Job competitions, quicker financial reporting, and an emphasis on results have increased overall efficiency, the budget stated.
Joshua Bolten, director of the Office of Management and Budget, pointed to the savings generated by the President's Management Agenda, couching them in terms of freedom, security and growth.
Bolten called the personnel reforms, which started at the Defense and Homeland Security departments, "important flexibilities that we managed to put in place." The proposed Homeland Security changes would replace the traditional personnel system with a pay-for-performance system and limit collective bargaining.
"I think, actually, it's something that a lot of the federal workforce should welcome, because it is a shift much more toward rewarding performance, rather than longevity," Bolten said.
The Bush administration stated in the budget proposal that it intends to apply such reforms governmentwide: "It is also important that these flexibilities be granted to all agencies so that they can make the greatest use of their personnel to achieve their own important missions. The administration will be working this year to extend similar personnel reforms to other federal agencies."
While the budget did not contain new management initiatives in the federal government, it reinforced the administration's commitment to management changes.
"There's a little more force behind it, but not dramatically so," said Allen Schick, a visiting fellow at the Brookings Institution, a Washington think tank.
According to the proposal, public-private job competitions held under the administration's competitive sourcing initiative, one of the pillars of the President's Management Agenda, will save taxpayers $2.5 billion over the next five years. Defense, the agency that holds the largest number of competitions, will save more than $6 billion from competitions held between 2001 and 2006.
Competitive sourcing will improve performance while reducing agencies' costs 10 percent to 40 percent. "The administration will continue to work with the Congress to remove legislative restrictions on competitive sourcing so that all federal agencies have full use of this important management tool," the report stated.
The budget proposal also pointed to savings from the e-government initiative, which focuses on shifting from paper-based to electronic systems. Consolidating payroll systems, for example, is projected to save $1.1 billion over the next decade.
"By focusing on our priorities, we are making progress and bringing down the size of the deficit in 2006 and beyond," Bolten explained.

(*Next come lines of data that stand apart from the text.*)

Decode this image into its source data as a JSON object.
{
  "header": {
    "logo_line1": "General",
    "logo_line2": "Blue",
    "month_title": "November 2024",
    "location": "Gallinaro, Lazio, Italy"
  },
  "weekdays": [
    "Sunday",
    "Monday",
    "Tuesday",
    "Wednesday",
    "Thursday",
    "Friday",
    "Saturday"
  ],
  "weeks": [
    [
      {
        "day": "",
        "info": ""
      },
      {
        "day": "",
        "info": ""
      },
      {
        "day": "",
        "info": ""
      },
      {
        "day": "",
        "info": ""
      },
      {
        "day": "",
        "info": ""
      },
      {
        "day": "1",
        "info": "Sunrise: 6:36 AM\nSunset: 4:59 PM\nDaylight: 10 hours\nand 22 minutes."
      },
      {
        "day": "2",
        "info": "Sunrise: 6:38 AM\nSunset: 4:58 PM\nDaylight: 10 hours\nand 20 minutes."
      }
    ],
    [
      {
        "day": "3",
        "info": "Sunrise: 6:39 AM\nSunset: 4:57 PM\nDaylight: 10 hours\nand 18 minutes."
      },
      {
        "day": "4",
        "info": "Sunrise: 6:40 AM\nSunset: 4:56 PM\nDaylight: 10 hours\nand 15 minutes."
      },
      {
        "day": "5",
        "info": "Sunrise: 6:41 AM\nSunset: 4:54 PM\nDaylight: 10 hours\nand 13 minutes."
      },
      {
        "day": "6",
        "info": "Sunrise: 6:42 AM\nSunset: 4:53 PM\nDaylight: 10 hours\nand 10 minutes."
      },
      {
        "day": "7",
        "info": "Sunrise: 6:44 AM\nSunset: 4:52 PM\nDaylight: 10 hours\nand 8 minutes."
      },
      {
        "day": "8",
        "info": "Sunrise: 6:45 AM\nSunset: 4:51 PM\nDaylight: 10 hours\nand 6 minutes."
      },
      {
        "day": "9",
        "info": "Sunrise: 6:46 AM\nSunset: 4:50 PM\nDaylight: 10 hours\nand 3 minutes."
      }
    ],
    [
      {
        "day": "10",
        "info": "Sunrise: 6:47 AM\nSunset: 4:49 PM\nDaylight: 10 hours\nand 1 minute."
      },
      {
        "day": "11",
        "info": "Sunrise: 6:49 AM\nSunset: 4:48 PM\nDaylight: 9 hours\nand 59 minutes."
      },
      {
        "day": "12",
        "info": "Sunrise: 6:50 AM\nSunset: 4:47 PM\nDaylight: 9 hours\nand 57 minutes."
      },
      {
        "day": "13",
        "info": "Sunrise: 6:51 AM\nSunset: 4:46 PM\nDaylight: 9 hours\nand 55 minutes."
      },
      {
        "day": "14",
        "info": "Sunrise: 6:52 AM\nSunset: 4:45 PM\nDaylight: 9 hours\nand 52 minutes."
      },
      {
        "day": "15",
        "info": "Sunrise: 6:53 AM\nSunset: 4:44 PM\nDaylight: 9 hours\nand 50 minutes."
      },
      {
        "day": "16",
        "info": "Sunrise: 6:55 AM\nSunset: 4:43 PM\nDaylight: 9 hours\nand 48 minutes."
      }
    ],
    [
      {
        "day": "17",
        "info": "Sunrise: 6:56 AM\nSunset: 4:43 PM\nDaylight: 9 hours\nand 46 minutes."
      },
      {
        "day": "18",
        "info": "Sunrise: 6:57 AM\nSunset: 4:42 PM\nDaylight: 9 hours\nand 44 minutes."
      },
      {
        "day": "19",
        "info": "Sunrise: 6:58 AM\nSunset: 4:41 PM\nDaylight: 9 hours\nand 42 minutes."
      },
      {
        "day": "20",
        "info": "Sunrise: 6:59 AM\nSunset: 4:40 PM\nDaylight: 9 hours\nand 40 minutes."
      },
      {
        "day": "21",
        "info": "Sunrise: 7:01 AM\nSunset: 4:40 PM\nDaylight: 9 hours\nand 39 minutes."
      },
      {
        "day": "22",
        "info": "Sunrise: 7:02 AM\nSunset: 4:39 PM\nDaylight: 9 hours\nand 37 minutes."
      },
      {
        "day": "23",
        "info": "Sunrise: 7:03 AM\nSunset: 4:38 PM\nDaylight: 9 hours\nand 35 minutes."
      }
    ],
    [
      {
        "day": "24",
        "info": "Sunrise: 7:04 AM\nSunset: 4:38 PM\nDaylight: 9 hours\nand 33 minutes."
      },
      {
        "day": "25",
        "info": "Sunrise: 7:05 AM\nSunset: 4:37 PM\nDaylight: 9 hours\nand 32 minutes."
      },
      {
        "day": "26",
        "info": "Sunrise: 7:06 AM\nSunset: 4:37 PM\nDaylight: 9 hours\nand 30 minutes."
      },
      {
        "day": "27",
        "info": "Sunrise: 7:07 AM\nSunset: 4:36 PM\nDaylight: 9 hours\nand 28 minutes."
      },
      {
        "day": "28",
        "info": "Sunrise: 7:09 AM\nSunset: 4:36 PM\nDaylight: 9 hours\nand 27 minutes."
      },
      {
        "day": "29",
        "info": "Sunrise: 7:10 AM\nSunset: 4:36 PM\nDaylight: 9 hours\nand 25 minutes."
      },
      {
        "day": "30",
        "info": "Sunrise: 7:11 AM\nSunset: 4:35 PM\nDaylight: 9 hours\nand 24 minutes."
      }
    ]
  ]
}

The budget included a 1 percent proposed cut in nonsecurity discretionary spending, representing the first decline since the Reagan administration.